- DESCRIPTION OF THE TASK -
Wherever the string "title" occurs in a line of these records, report that line.

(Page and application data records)
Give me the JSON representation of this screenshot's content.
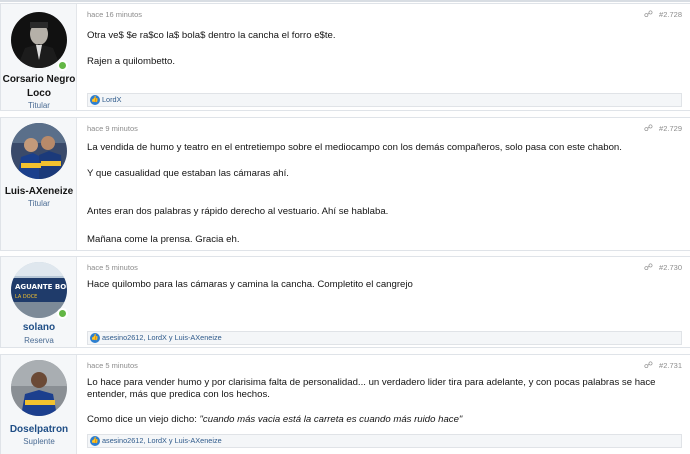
{
  "posts": [
    {
      "user": {
        "name_line1": "Corsario Negro",
        "name_line2": "Loco",
        "title": "Titular",
        "avatar": "dark-suit-avatar"
      },
      "time": "hace 16 minutos",
      "number": "#2.728",
      "body": [
        "Otra ve$ $e ra$co la$ bola$ dentro la cancha el forro e$te.",
        "Rajen a quilombetto."
      ],
      "reactions": "LordX"
    },
    {
      "user": {
        "name": "Luis-AXeneize",
        "title": "Titular",
        "avatar": "players-avatar"
      },
      "time": "hace 9 minutos",
      "number": "#2.729",
      "body": [
        "La vendida de humo y teatro en el entretiempo sobre el mediocampo con los demás compañeros, solo pasa con este chabon.",
        "Y que casualidad que estaban las cámaras ahí.",
        "Antes eran dos palabras y rápido derecho al vestuario. Ahí se hablaba.",
        "Mañana come la prensa. Gracia eh."
      ]
    },
    {
      "user": {
        "name": "solano",
        "title": "Reserva",
        "avatar": "banner-avatar"
      },
      "time": "hace 5 minutos",
      "number": "#2.730",
      "body": [
        "Hace quilombo para las cámaras y camina la cancha. Completito el cangrejo"
      ],
      "reactions": "asesino2612, LordX y Luis-AXeneize"
    },
    {
      "user": {
        "name": "Doselpatron",
        "title": "Suplente",
        "avatar": "player-avatar"
      },
      "time": "hace 5 minutos",
      "number": "#2.731",
      "body": [
        "Lo hace para vender humo y por clarisima falta de personalidad... un verdadero lider tira para adelante, y con pocas palabras se hace",
        "entender, más que predica con los hechos."
      ],
      "quote_prefix": "Como dice un viejo dicho: ",
      "quote": "\"cuando más vacia está la carreta es cuando más ruido hace\"",
      "reactions": "asesino2612, LordX y Luis-AXeneize"
    }
  ],
  "colors": {
    "accent": "#4a6b93",
    "online": "#63b745",
    "like": "#2d7fd0"
  },
  "icons": {
    "share": "share-icon",
    "like": "like-icon",
    "online": "online-indicator"
  }
}
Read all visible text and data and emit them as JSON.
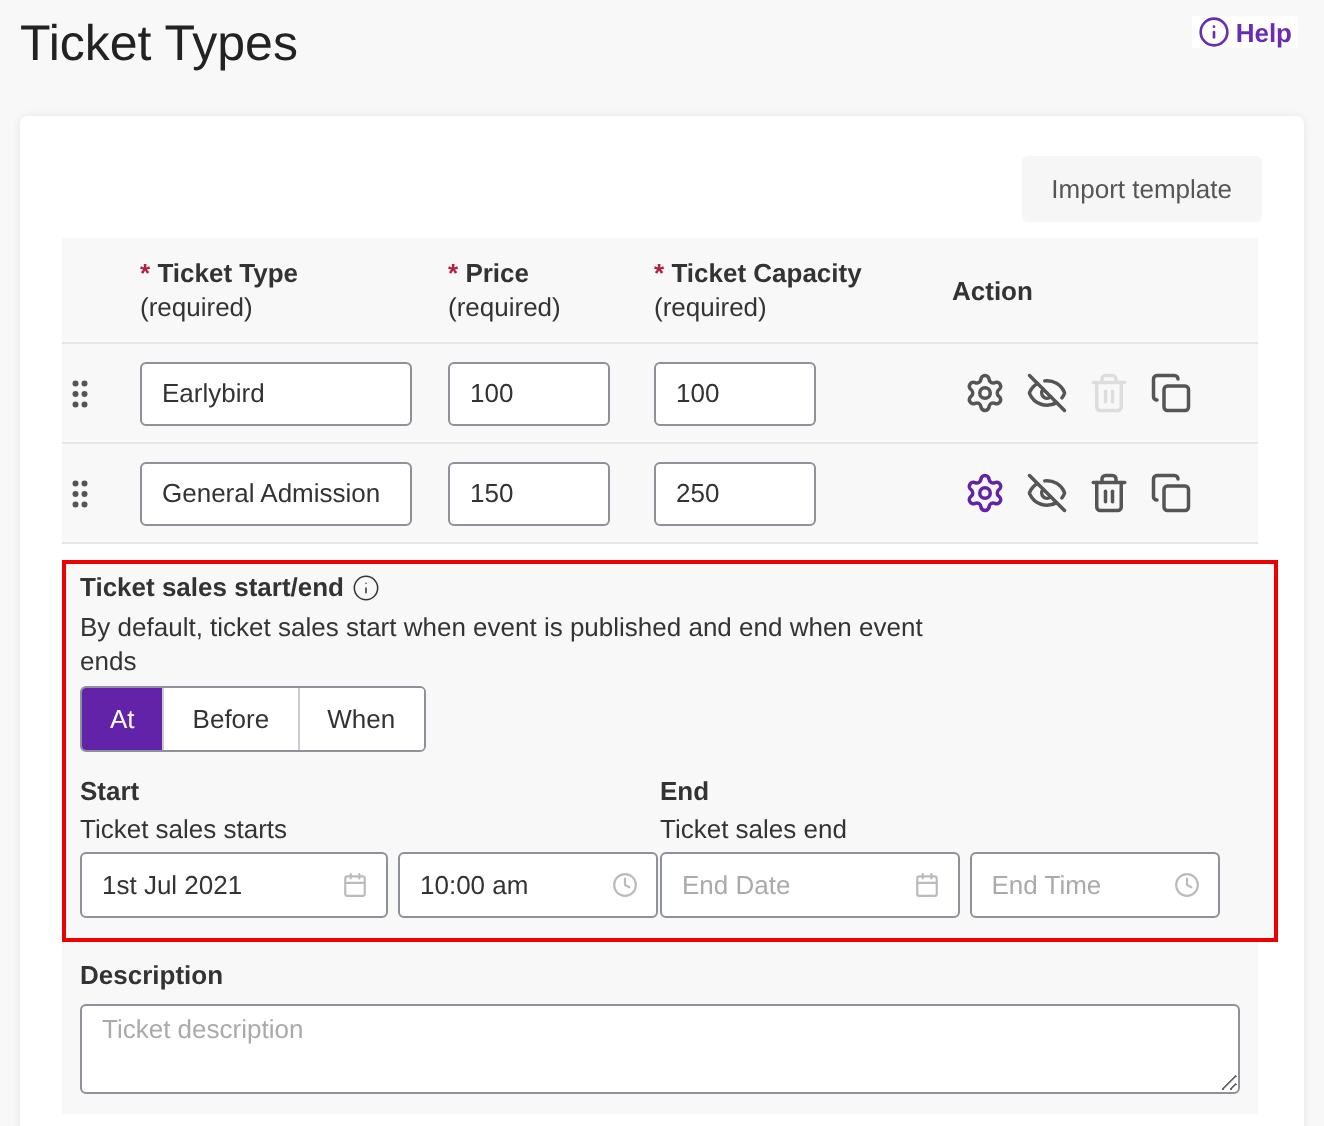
{
  "page": {
    "title": "Ticket Types",
    "help": "Help"
  },
  "import_button": "Import template",
  "columns": [
    {
      "marker": "*",
      "label": "Ticket Type",
      "note": "(required)"
    },
    {
      "marker": "*",
      "label": "Price",
      "note": "(required)"
    },
    {
      "marker": "*",
      "label": "Ticket Capacity",
      "note": "(required)"
    },
    {
      "label": "Action"
    }
  ],
  "rows": [
    {
      "name": "Earlybird",
      "price": "100",
      "capacity": "100",
      "selected": false,
      "delete_disabled": true
    },
    {
      "name": "General Admission",
      "price": "150",
      "capacity": "250",
      "selected": true,
      "delete_disabled": false
    }
  ],
  "sales": {
    "title": "Ticket sales start/end",
    "description": "By default, ticket sales start when event is published and end when event ends",
    "modes": [
      {
        "label": "At",
        "selected": true
      },
      {
        "label": "Before",
        "selected": false
      },
      {
        "label": "When",
        "selected": false
      }
    ],
    "start": {
      "heading": "Start",
      "label": "Ticket sales starts",
      "date": {
        "value": "1st Jul 2021"
      },
      "time": {
        "value": "10:00 am"
      }
    },
    "end": {
      "heading": "End",
      "label": "Ticket sales end",
      "date": {
        "placeholder": "End Date"
      },
      "time": {
        "placeholder": "End Time"
      }
    }
  },
  "description": {
    "label": "Description",
    "placeholder": "Ticket description"
  }
}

- PROBLEM SOLUTION -
        "title": "Titular",
        "title": "Titular",
        "title": "Reserva",
        "title": "Suplente",
    "title": "Ticket Types",
    "title": "Ticket sales start/end",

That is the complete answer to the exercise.